49th Parallel continues to grow in spite of pandemic

The biggest challenge of the pandemic has been keeping shelves stocked at 49th Parallel stores

Freighter anchored off Kin Beach in Chemainus. (Photo by Don Bodger)
MacGregor to host expert panel for virtual town hall on freighter anchorages issue

Residents can participate through MP’s website or Facebook page Dec. 3

(Dave Landine/Facebook)
VIDEO: Dashcam captures head-on crash between snowplow and truck on northern B.C. highway

Driver posted to social media that he walked away largely unscathed

Black Press Media and BraveFace have come together to support children facing life-threatening conditions. Net proceeds from these washable, reusable, three-layer masks go to Make-A-Wish Foundation BC & Yukon.
Put on a BraveFace: Help make children’s wishes come true

Black Press Media, BraveFace host mask fundraiser for Make-A-Wish Foundation

Langley RCMP issued a $2,300 fine to the Riverside Calvary church in Langley in the 9600 block of 201 Street for holding an in-person service on Sunday, Nov. 29, 2020, despite a provincial COVID-19 related ban (Dan Ferguson/Black Press Media)
Langley church fined for holding in-person Sunday service

Calvary church was fined $2,300 for defying provincial order

A pedestrian makes their way through the snow in downtown Ottawa on Wednesday, Nov. 25, 2020. THE CANADIAN PRESS/Sean Kilpatrick
Wild winter, drastic swings in store for Canada this year: Weather Network

In British Columbia and the Prairies, forecasters are calling for above-average snowfall levels

NDP Leader John Horgan, left, speaks as local candidate Ravi Kahlon listens during a campaign stop at Kahlon’s home in North Delta, B.C., on April 18, 2017. THE CANADIAN PRESS/Darryl Dyck
The Nanaimo Rona location. (News Bulletin photo)
Rona home improvement store in Nanaimo advises that worker has COVID-19

Store re-opened Sunday after closing for cleaning Saturday

A B.C. Ambulance Service paramedic wearing a face mask to curb the spread of COVID-19 moves a stretcher outside an ambulance at Royal Columbia Hospital, in New Westminster, B.C., on Sunday, November 29, 2020. THE CANADIAN PRESS/Darryl Dyck
Top doctor urges Canadians to limit gatherings as ‘deeply concerning’ outbreaks continue

Canada’s active cases currently stand at 63,835, compared to 53,907 a week prior

A Canadian Pacific freight train travels around Morant’s Curve near Lake Louise, Alta., on Monday, Dec. 1, 2014. A study looking at 646 wildlife deaths along the railway tracks in Banff and Yoho national parks in Alberta and British Columbia has found that train speed is one of the biggest factors.

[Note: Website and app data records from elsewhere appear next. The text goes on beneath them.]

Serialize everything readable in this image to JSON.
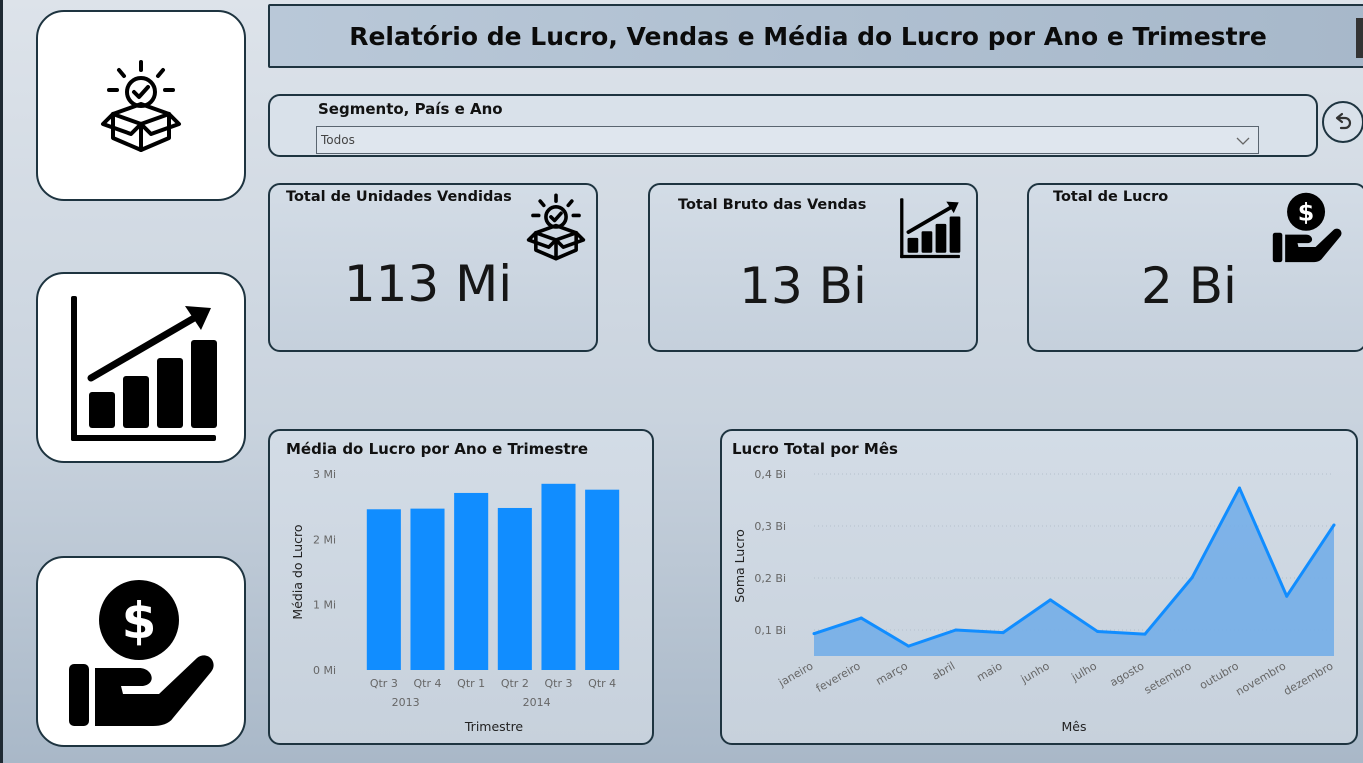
{
  "title": "Relatório de Lucro, Vendas e Média do Lucro por Ano e Trimestre",
  "side_icons": [
    "box-check-icon",
    "bar-chart-growth-icon",
    "dollar-hand-icon"
  ],
  "slicer": {
    "label": "Segmento, País e Ano",
    "value": "Todos"
  },
  "kpis": [
    {
      "title": "Total de Unidades Vendidas",
      "value": "113 Mi",
      "icon": "box-check-icon"
    },
    {
      "title": "Total Bruto das Vendas",
      "value": "13 Bi",
      "icon": "bar-chart-growth-icon"
    },
    {
      "title": "Total de Lucro",
      "value": "2 Bi",
      "icon": "dollar-hand-icon"
    }
  ],
  "chart_data": [
    {
      "type": "bar",
      "title": "Média do Lucro por Ano e Trimestre",
      "xlabel": "Trimestre",
      "ylabel": "Média do Lucro",
      "categories": [
        "Qtr 3",
        "Qtr 4",
        "Qtr 1",
        "Qtr 2",
        "Qtr 3",
        "Qtr 4"
      ],
      "groups": [
        {
          "label": "2013",
          "count": 2
        },
        {
          "label": "2014",
          "count": 4
        }
      ],
      "values": [
        2.46,
        2.47,
        2.71,
        2.48,
        2.85,
        2.76
      ],
      "unit": "Mi",
      "yticks": [
        "0 Mi",
        "1 Mi",
        "2 Mi",
        "3 Mi"
      ],
      "ylim": [
        0,
        3
      ],
      "color": "#118dff"
    },
    {
      "type": "area",
      "title": "Lucro Total por Mês",
      "xlabel": "Mês",
      "ylabel": "Soma Lucro",
      "categories": [
        "janeiro",
        "fevereiro",
        "março",
        "abril",
        "maio",
        "junho",
        "julho",
        "agosto",
        "setembro",
        "outubro",
        "novembro",
        "dezembro"
      ],
      "values": [
        0.093,
        0.123,
        0.069,
        0.1,
        0.095,
        0.158,
        0.097,
        0.092,
        0.201,
        0.373,
        0.165,
        0.302
      ],
      "unit": "Bi",
      "yticks": [
        "0,1 Bi",
        "0,2 Bi",
        "0,3 Bi",
        "0,4 Bi"
      ],
      "ylim": [
        0.05,
        0.4
      ],
      "line_color": "#118dff",
      "fill_color": "#74aee8"
    }
  ]
}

THE CANADIAN PRESS/Frank Gunn
Study finds train speed a top factor in wildlife deaths in Banff, Yoho national parks

Research concludes effective mitigation could address train speed and ability of wildlife to see trains

A airport worker is pictured at Vancouver International Airport in Richmond, B.C. Wednesday, March 18, 2020. THE CANADIAN PRESS/Jonathan Hayward
Canada extends COVID restrictions for non-U.S. travellers until Jan. 21 amid second wave

This ban is separate from the one restricting non-essential U.S. travel

Most Read